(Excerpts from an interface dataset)
▶

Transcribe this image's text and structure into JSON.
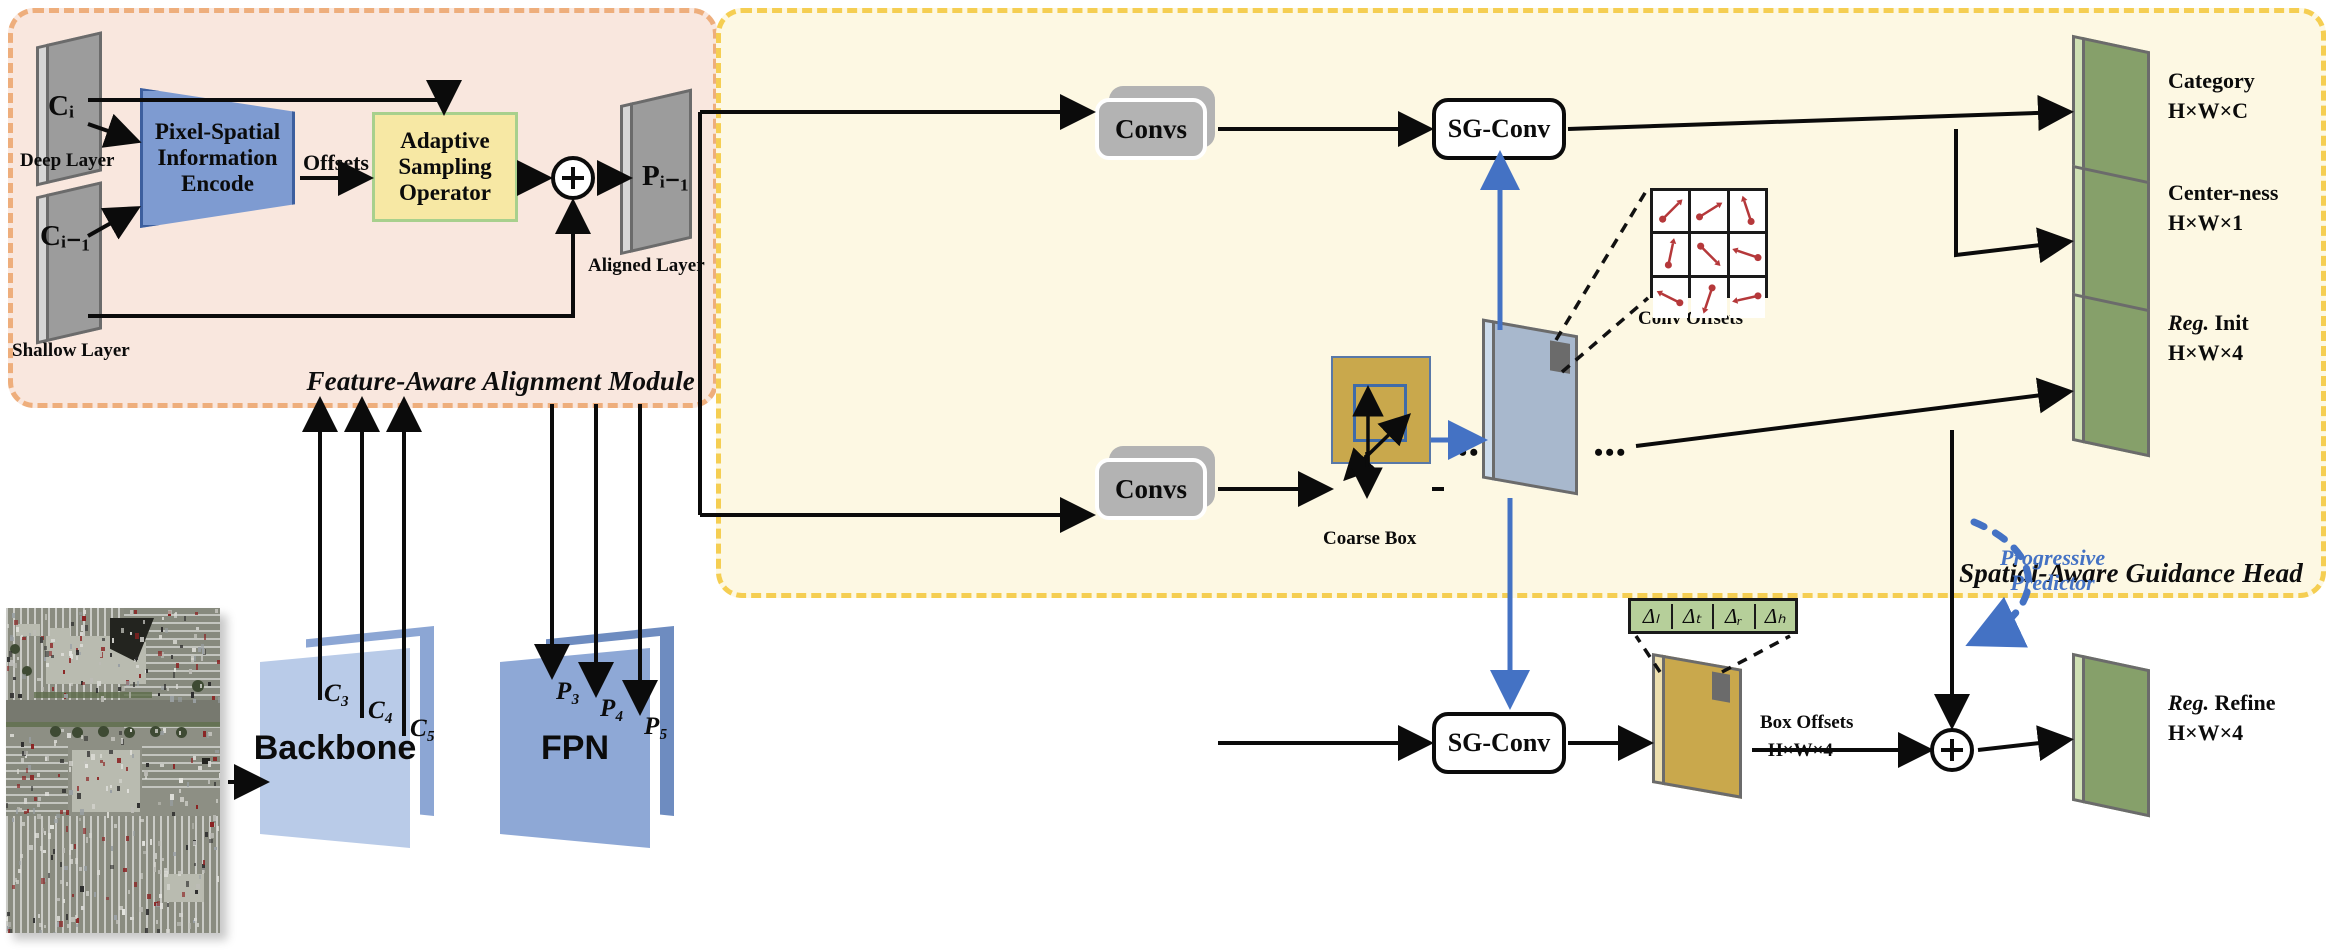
{
  "figure": {
    "type": "architecture-diagram",
    "modules": [
      {
        "id": "faam",
        "title": "Feature-Aware Alignment Module",
        "fill": "#f9e7de",
        "border": "#eeae7c"
      },
      {
        "id": "sagh",
        "title": "Spatial-Aware Guidance Head",
        "fill": "#fdf8e3",
        "border": "#f5ce52"
      }
    ]
  },
  "alignment_module": {
    "deep_layer": {
      "symbol": "Cᵢ",
      "caption": "Deep Layer"
    },
    "shallow_layer": {
      "symbol": "Cᵢ₋₁",
      "caption": "Shallow Layer"
    },
    "encoder": {
      "line1": "Pixel-Spatial",
      "line2": "Information",
      "line3": "Encode",
      "fill": "#7e9bd1",
      "border": "#3d5f9e"
    },
    "offsets_label": "Offsets",
    "sampler": {
      "line1": "Adaptive",
      "line2": "Sampling",
      "line3": "Operator",
      "fill": "#f7e8a4",
      "border": "#a8d08d"
    },
    "sum_symbol": "+",
    "output": {
      "symbol": "Pᵢ₋₁",
      "caption": "Aligned Layer"
    }
  },
  "backbone_stage": {
    "image_caption": "",
    "backbone_label": "Backbone",
    "fpn_label": "FPN",
    "backbone_outputs": [
      "C₃",
      "C₄",
      "C₅"
    ],
    "fpn_outputs": [
      "P₃",
      "P₄",
      "P₅"
    ]
  },
  "guidance_head": {
    "convs_top_label": "Convs",
    "convs_bottom_label": "Convs",
    "sgconv_top_label": "SG-Conv",
    "sgconv_bottom_label": "SG-Conv",
    "coarse_box_label": "Coarse Box",
    "conv_offsets_label": "Conv Offsets",
    "box_offsets_label": "Box Offsets",
    "box_offsets_dims": "H×W×4",
    "delta_cells": [
      "Δₗ",
      "Δₜ",
      "Δᵣ",
      "Δₕ"
    ],
    "progressive_predictor": {
      "line1": "Progressive",
      "line2": "Predictor",
      "color": "#4472c4"
    },
    "ellipsis": "•••",
    "sum_symbol": "+",
    "outputs": [
      {
        "name": "Category",
        "dims": "H×W×C",
        "italic_prefix": ""
      },
      {
        "name": "Center-ness",
        "dims": "H×W×1",
        "italic_prefix": ""
      },
      {
        "name": "Init",
        "dims": "H×W×4",
        "italic_prefix": "Reg."
      },
      {
        "name": "Refine",
        "dims": "H×W×4",
        "italic_prefix": "Reg."
      }
    ]
  },
  "colors": {
    "feature_plate_gray": "#9c9c9c",
    "output_plate_green": "#86a06a",
    "offset_plate_blue": "#a8b8cd",
    "box_plate_gold": "#c9a84c",
    "backbone_blue": "#b9cbe8",
    "fpn_blue": "#8ea8d6",
    "arrow_black": "#0b0b0b",
    "arrow_blue": "#4472c4",
    "offset_arrow_red": "#b5383a"
  },
  "conv_offsets_grid": {
    "rows": 3,
    "cols": 3,
    "vectors": [
      {
        "dx": 0.7,
        "dy": -0.7
      },
      {
        "dx": 0.8,
        "dy": -0.5
      },
      {
        "dx": -0.3,
        "dy": -0.9
      },
      {
        "dx": 0.2,
        "dy": -0.95
      },
      {
        "dx": 0.7,
        "dy": 0.7
      },
      {
        "dx": -0.9,
        "dy": -0.3
      },
      {
        "dx": -0.8,
        "dy": -0.4
      },
      {
        "dx": -0.3,
        "dy": 0.9
      },
      {
        "dx": -0.9,
        "dy": 0.2
      }
    ]
  }
}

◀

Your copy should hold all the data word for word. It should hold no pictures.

OUTPUT OF THE TASK
Transcribe this image's text and structure into JSON.
{
  "figure": {
    "type": "architecture-diagram",
    "modules": [
      {
        "id": "faam",
        "title": "Feature-Aware Alignment Module",
        "fill": "#f9e7de",
        "border": "#eeae7c"
      },
      {
        "id": "sagh",
        "title": "Spatial-Aware Guidance Head",
        "fill": "#fdf8e3",
        "border": "#f5ce52"
      }
    ]
  },
  "alignment_module": {
    "deep_layer": {
      "symbol": "Cᵢ",
      "caption": "Deep Layer"
    },
    "shallow_layer": {
      "symbol": "Cᵢ₋₁",
      "caption": "Shallow Layer"
    },
    "encoder": {
      "line1": "Pixel-Spatial",
      "line2": "Information",
      "line3": "Encode",
      "fill": "#7e9bd1",
      "border": "#3d5f9e"
    },
    "offsets_label": "Offsets",
    "sampler": {
      "line1": "Adaptive",
      "line2": "Sampling",
      "line3": "Operator",
      "fill": "#f7e8a4",
      "border": "#a8d08d"
    },
    "sum_symbol": "+",
    "output": {
      "symbol": "Pᵢ₋₁",
      "caption": "Aligned Layer"
    }
  },
  "backbone_stage": {
    "image_caption": "",
    "backbone_label": "Backbone",
    "fpn_label": "FPN",
    "backbone_outputs": [
      "C₃",
      "C₄",
      "C₅"
    ],
    "fpn_outputs": [
      "P₃",
      "P₄",
      "P₅"
    ]
  },
  "guidance_head": {
    "convs_top_label": "Convs",
    "convs_bottom_label": "Convs",
    "sgconv_top_label": "SG-Conv",
    "sgconv_bottom_label": "SG-Conv",
    "coarse_box_label": "Coarse Box",
    "conv_offsets_label": "Conv Offsets",
    "box_offsets_label": "Box Offsets",
    "box_offsets_dims": "H×W×4",
    "delta_cells": [
      "Δₗ",
      "Δₜ",
      "Δᵣ",
      "Δₕ"
    ],
    "progressive_predictor": {
      "line1": "Progressive",
      "line2": "Predictor",
      "color": "#4472c4"
    },
    "ellipsis": "•••",
    "sum_symbol": "+",
    "outputs": [
      {
        "name": "Category",
        "dims": "H×W×C",
        "italic_prefix": ""
      },
      {
        "name": "Center-ness",
        "dims": "H×W×1",
        "italic_prefix": ""
      },
      {
        "name": "Init",
        "dims": "H×W×4",
        "italic_prefix": "Reg."
      },
      {
        "name": "Refine",
        "dims": "H×W×4",
        "italic_prefix": "Reg."
      }
    ]
  },
  "colors": {
    "feature_plate_gray": "#9c9c9c",
    "output_plate_green": "#86a06a",
    "offset_plate_blue": "#a8b8cd",
    "box_plate_gold": "#c9a84c",
    "backbone_blue": "#b9cbe8",
    "fpn_blue": "#8ea8d6",
    "arrow_black": "#0b0b0b",
    "arrow_blue": "#4472c4",
    "offset_arrow_red": "#b5383a"
  },
  "conv_offsets_grid": {
    "rows": 3,
    "cols": 3,
    "vectors": [
      {
        "dx": 0.7,
        "dy": -0.7
      },
      {
        "dx": 0.8,
        "dy": -0.5
      },
      {
        "dx": -0.3,
        "dy": -0.9
      },
      {
        "dx": 0.2,
        "dy": -0.95
      },
      {
        "dx": 0.7,
        "dy": 0.7
      },
      {
        "dx": -0.9,
        "dy": -0.3
      },
      {
        "dx": -0.8,
        "dy": -0.4
      },
      {
        "dx": -0.3,
        "dy": 0.9
      },
      {
        "dx": -0.9,
        "dy": 0.2
      }
    ]
  }
}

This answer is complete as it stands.